Trump supporters were more likely to believe fake news than Clinton voters.
Mark Zuckerberg via Twitter
In the wake of the 2016 election, a disturbing fact came out of social media. From August 2016 to election day, the top 20 fake election stories outperformed the top 20 election stories from the mainstream news by almost 1.5 million engagements. According to Ipsos Public Affairs, Donald Trump supporters were much more likely to rate fake news headlines as accurate than Clinton voters. So after previously shrugging off the fake news epidemic, Facebook CEO Mark Zuckerberg has decided to step up and do something about it.
To fight the spread of bogus headlines, Facebook has teamed up with media outlets including Snopes, Factcheck.org, Politifact, and ABC News which are part of Poynter, an international fact-checking network.
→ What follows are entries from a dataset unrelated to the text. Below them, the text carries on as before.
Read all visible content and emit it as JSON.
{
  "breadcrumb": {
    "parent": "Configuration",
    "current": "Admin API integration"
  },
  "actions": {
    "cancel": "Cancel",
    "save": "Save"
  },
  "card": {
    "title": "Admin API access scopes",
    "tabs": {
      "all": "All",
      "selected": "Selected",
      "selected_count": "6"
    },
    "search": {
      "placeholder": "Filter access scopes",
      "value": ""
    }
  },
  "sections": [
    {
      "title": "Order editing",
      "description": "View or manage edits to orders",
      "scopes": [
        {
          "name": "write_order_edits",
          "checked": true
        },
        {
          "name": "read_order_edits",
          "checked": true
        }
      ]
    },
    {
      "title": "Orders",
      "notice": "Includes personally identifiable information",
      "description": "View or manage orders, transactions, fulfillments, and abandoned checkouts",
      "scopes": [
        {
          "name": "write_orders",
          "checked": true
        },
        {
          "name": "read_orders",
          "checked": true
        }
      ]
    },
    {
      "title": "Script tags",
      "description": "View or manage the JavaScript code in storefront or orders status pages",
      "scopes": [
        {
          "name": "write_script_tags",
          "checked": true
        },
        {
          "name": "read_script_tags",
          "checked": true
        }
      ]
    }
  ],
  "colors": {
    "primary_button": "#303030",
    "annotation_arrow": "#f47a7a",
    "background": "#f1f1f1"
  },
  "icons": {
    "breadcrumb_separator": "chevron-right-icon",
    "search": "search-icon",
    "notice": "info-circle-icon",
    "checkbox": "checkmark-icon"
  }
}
After Facebook’s site update takes effect, when a news story is deemed fake by Poynter, the post will be labeled as “Disputed by 3rd party fact-checkers” in Facebook’s News Feed. “We’ve focused our efforts on the worst of the worst, on the clear hoaxes spread by spammers for their own gain, and on engaging both our community and third party organizations,” Facebook News Feed chief Adam Mosseri said in a statement.
Facebook has also stopped allowing fake news organizations or spoof sites to sell ads on the social network. In the past, Facebook has repeatedly said it’s not a media company and that it’s up to its members and media outlets to publish factual information. But seeing the disastrous effect that fake news can have on democracy, Facebook’s CEO, Mark Zuckerberg, has changed his tune. “Facebook is a new kind of platform different from anything before it,” Zuckerberg said in a statement. “I think of Facebook as a technology company, but I recognize we have a greater responsibility than just building technology that information flows through.”